═══ Records supplied ═══

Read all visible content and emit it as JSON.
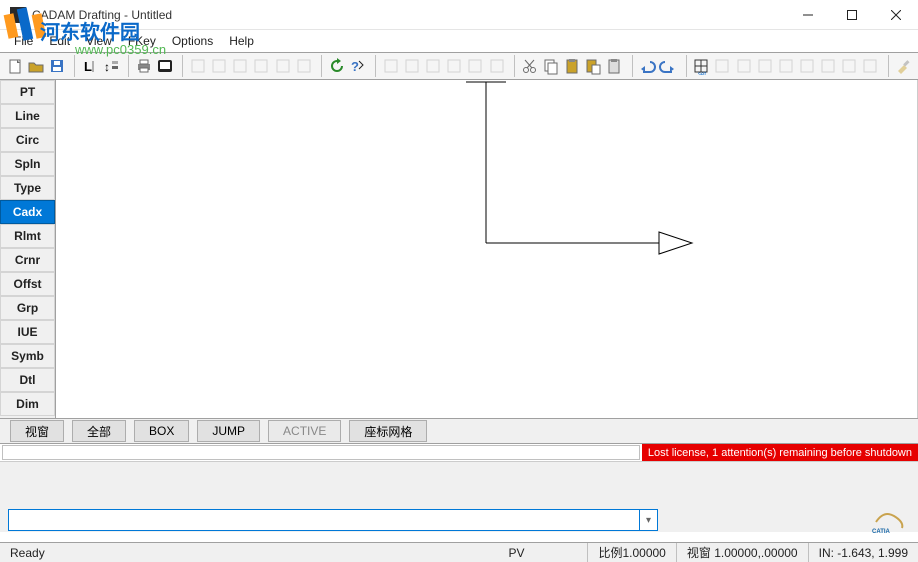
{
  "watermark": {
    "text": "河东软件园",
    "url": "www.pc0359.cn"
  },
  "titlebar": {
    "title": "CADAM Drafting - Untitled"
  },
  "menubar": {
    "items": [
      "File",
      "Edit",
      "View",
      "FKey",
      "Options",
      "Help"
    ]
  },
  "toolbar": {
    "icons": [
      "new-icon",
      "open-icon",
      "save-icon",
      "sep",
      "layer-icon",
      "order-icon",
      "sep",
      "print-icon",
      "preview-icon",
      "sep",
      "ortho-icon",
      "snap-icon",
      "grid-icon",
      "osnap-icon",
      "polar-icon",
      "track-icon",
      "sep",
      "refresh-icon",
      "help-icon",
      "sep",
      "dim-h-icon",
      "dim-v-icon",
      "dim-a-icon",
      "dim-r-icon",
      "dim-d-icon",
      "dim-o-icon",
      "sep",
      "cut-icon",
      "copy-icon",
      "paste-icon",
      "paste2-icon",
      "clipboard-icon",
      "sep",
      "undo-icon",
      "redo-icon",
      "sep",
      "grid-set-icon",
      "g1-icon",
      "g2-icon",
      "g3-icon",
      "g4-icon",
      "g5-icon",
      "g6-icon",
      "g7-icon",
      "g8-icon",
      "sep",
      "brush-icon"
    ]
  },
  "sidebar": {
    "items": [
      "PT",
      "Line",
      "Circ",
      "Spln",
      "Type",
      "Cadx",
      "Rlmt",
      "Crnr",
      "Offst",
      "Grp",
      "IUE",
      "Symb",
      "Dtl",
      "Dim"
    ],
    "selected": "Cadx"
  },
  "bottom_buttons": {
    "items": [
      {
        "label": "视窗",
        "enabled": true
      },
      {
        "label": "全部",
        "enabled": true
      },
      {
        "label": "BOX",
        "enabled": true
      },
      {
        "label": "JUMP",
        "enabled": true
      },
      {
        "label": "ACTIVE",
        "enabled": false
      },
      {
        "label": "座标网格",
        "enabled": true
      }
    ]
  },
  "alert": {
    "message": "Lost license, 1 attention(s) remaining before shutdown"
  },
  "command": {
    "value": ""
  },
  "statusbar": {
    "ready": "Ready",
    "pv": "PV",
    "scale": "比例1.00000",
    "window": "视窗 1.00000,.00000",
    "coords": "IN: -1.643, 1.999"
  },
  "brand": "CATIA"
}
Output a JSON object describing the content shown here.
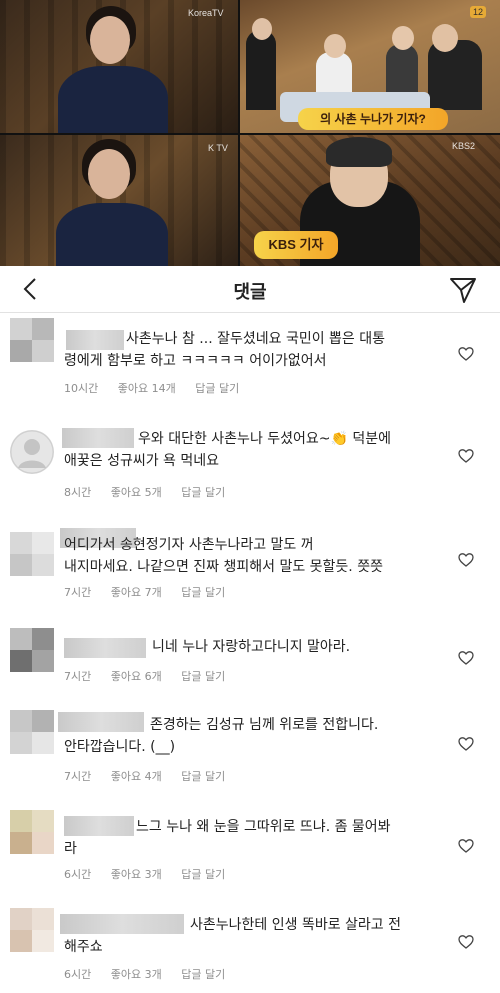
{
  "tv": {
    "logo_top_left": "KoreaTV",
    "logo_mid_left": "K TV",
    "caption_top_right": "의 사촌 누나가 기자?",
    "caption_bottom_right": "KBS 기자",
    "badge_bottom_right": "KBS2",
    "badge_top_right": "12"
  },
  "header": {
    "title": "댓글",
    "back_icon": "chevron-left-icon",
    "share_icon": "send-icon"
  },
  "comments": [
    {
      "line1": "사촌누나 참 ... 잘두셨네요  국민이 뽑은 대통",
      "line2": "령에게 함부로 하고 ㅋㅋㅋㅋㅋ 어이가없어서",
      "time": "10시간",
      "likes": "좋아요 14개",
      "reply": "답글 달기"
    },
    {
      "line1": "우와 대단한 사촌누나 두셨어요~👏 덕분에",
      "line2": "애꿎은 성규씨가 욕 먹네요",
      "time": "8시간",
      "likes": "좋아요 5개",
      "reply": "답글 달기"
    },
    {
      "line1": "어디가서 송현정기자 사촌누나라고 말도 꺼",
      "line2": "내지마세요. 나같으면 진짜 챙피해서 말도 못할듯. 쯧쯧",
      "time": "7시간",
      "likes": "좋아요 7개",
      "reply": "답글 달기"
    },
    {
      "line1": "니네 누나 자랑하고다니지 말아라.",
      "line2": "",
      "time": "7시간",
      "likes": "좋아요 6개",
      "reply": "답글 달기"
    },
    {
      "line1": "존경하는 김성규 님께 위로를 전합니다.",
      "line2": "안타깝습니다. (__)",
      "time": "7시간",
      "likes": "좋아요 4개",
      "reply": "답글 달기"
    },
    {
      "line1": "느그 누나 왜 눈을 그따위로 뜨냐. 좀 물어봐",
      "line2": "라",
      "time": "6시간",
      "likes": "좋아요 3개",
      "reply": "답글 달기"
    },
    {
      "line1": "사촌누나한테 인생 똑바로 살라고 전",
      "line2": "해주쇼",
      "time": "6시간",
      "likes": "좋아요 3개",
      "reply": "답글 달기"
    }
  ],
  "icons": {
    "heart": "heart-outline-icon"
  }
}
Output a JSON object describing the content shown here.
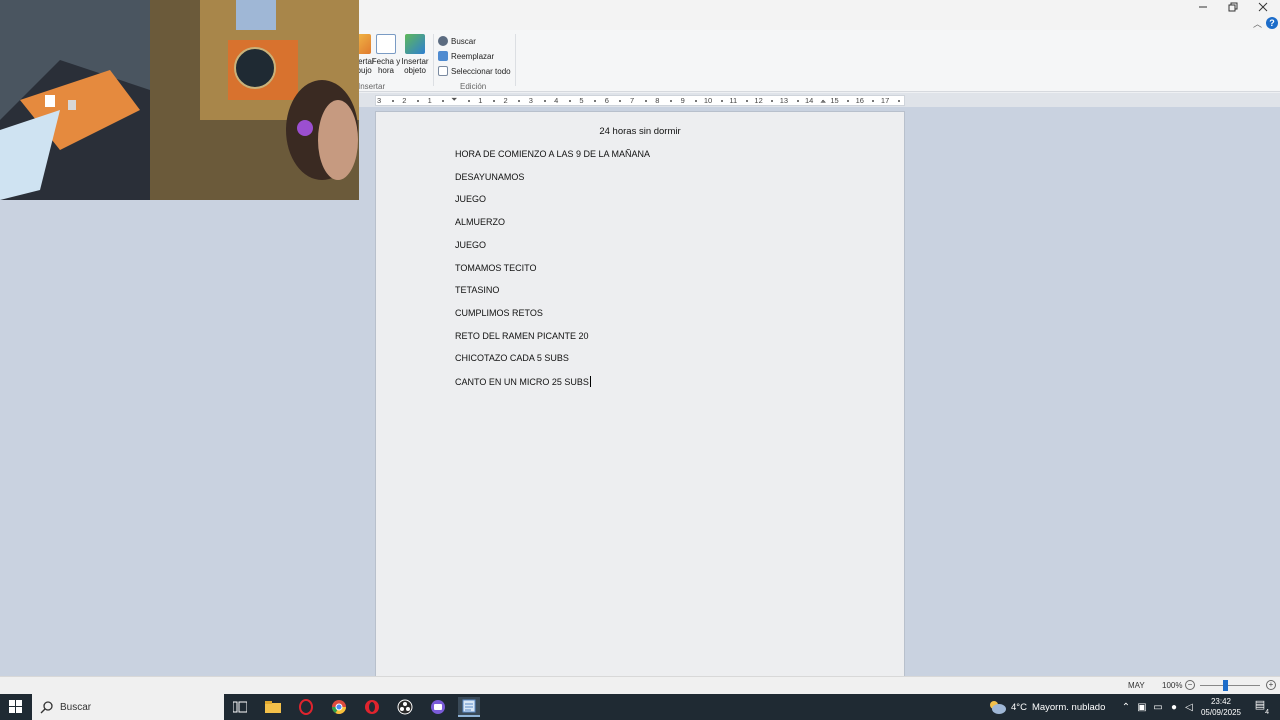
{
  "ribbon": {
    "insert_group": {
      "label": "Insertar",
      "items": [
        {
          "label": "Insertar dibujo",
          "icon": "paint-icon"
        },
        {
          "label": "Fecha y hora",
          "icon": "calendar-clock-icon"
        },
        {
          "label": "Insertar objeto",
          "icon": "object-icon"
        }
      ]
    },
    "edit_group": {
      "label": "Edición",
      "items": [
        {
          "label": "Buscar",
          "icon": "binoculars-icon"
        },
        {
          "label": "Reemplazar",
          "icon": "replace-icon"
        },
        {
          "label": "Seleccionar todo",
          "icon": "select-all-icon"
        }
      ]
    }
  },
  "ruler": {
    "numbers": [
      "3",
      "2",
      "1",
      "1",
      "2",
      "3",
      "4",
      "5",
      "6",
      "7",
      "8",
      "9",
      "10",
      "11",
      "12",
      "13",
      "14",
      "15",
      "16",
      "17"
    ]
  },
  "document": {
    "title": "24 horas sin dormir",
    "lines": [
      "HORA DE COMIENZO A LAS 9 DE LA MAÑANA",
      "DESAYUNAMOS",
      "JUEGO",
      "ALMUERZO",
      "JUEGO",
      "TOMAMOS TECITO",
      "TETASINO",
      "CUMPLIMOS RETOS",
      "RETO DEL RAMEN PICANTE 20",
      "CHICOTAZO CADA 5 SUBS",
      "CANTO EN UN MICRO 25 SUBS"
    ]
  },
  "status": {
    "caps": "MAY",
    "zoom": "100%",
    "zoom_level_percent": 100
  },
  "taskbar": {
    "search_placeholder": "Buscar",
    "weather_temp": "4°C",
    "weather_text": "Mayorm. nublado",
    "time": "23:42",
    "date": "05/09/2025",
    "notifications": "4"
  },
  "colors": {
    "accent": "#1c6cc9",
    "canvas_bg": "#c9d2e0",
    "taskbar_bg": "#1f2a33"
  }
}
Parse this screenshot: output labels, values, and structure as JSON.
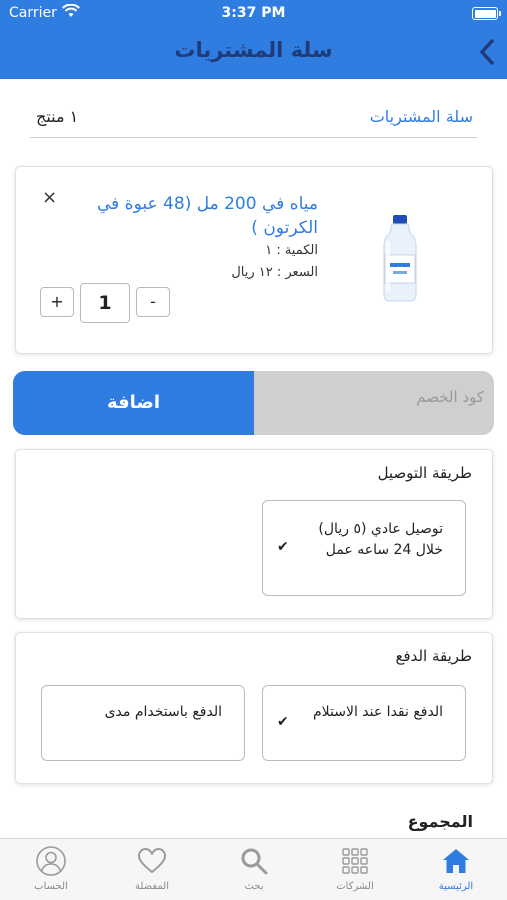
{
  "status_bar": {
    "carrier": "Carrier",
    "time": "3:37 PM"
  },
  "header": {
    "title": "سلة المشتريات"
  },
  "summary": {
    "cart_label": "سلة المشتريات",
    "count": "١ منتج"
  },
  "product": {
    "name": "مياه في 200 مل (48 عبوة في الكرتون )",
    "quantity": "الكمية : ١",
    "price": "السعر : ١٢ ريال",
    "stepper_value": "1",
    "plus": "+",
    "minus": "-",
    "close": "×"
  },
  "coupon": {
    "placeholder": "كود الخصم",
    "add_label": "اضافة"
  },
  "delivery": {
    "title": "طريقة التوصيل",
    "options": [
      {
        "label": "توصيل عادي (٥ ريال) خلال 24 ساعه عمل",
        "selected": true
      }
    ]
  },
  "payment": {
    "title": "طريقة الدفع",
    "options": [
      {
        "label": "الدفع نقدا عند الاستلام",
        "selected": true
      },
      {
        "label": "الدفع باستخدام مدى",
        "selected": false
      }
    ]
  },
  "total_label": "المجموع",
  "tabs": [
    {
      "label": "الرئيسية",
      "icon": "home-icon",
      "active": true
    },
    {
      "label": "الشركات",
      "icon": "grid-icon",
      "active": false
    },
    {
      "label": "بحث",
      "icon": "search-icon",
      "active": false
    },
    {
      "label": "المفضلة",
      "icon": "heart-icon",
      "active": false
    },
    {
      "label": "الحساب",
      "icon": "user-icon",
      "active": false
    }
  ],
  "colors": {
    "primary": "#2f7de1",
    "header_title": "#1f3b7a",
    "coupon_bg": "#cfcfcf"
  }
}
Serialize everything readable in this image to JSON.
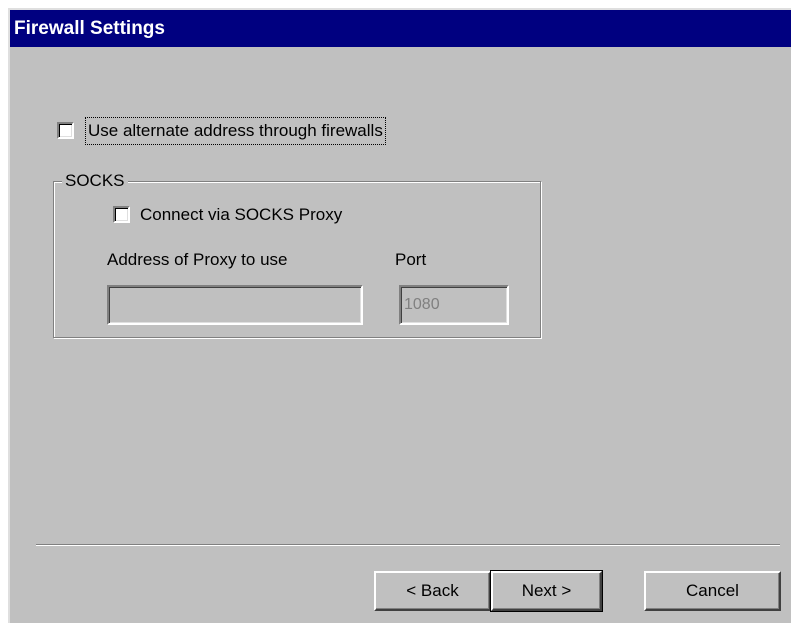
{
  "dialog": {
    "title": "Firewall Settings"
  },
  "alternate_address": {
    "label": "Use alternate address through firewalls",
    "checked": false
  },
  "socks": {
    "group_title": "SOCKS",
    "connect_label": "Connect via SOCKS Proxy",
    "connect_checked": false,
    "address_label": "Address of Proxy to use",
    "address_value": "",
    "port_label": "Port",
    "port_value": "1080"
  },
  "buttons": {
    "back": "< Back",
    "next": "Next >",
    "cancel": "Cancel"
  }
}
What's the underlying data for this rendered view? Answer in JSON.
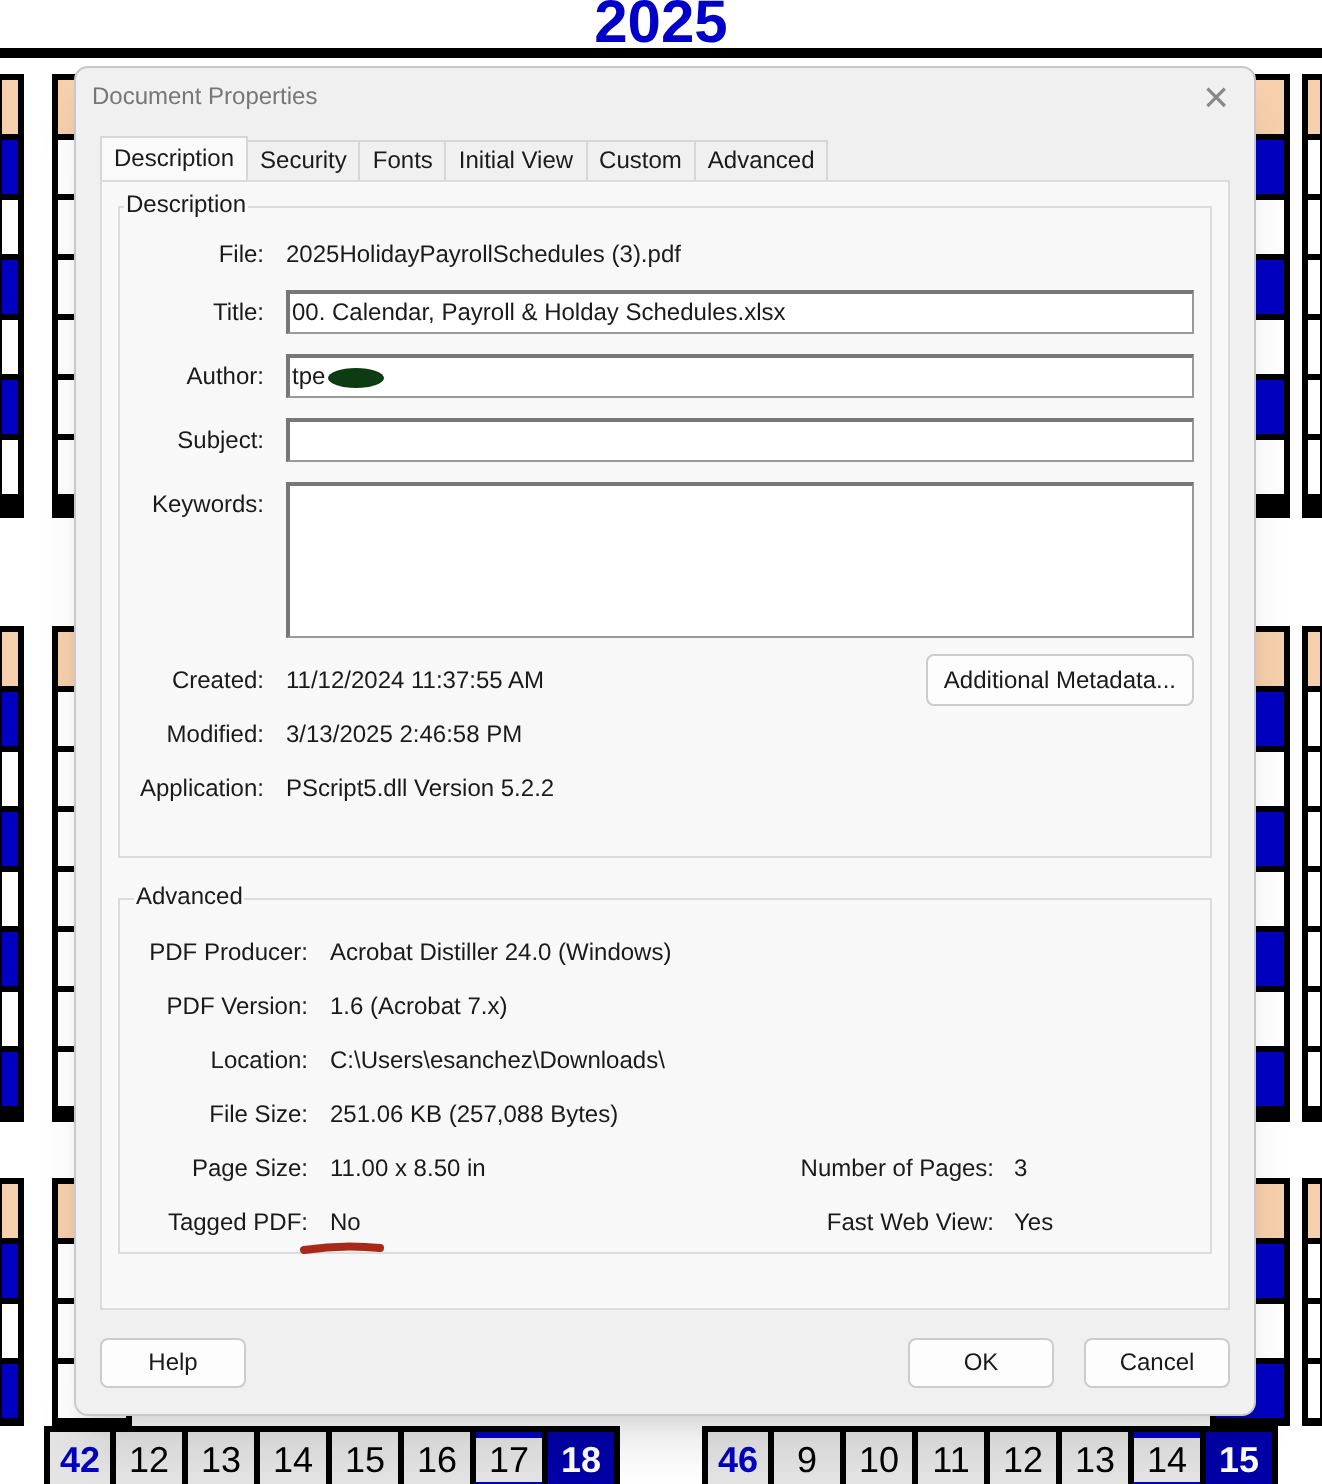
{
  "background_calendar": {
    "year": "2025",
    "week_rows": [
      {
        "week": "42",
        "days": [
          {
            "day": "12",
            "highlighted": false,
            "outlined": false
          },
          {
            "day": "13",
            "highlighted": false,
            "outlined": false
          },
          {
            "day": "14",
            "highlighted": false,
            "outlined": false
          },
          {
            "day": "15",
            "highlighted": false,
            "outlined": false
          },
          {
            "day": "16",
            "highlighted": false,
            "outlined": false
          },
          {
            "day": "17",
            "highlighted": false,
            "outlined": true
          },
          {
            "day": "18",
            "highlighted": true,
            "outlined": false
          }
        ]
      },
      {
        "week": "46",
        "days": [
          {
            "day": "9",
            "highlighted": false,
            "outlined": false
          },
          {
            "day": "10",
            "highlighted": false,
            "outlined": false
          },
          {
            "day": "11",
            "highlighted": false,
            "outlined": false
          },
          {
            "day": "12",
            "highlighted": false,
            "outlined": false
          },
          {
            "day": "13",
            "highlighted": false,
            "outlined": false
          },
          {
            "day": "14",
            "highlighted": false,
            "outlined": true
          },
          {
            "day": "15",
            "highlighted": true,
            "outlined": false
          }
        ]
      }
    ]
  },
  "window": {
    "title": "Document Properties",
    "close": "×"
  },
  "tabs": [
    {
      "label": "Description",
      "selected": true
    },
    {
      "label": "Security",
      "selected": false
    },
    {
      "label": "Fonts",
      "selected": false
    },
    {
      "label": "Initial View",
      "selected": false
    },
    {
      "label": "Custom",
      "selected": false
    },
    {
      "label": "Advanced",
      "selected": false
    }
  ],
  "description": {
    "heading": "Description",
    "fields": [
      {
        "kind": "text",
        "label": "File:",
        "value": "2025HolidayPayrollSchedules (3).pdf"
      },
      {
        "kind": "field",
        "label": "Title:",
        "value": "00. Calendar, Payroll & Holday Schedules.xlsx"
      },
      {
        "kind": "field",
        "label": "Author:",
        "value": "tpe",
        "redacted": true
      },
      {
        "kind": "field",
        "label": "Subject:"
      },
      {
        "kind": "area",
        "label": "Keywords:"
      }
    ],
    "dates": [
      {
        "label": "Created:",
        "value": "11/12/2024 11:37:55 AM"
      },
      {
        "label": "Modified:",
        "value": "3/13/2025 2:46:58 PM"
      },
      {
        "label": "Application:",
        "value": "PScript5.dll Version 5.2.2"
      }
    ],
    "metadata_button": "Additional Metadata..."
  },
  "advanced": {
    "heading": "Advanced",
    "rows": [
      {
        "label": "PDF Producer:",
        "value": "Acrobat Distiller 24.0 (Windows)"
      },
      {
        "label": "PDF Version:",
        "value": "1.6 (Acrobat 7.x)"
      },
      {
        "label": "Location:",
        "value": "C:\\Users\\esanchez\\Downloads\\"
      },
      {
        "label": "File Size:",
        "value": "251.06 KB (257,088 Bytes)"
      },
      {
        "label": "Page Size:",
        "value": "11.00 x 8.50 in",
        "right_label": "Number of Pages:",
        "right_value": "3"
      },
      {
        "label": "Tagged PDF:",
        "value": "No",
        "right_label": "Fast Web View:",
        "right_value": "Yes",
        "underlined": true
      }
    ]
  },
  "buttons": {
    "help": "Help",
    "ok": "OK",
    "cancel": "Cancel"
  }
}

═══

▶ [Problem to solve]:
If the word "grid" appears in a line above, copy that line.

▶ [Exercise response]:
      "grid-icon",
      "grid-set-icon",
      "icon": "grid-icon",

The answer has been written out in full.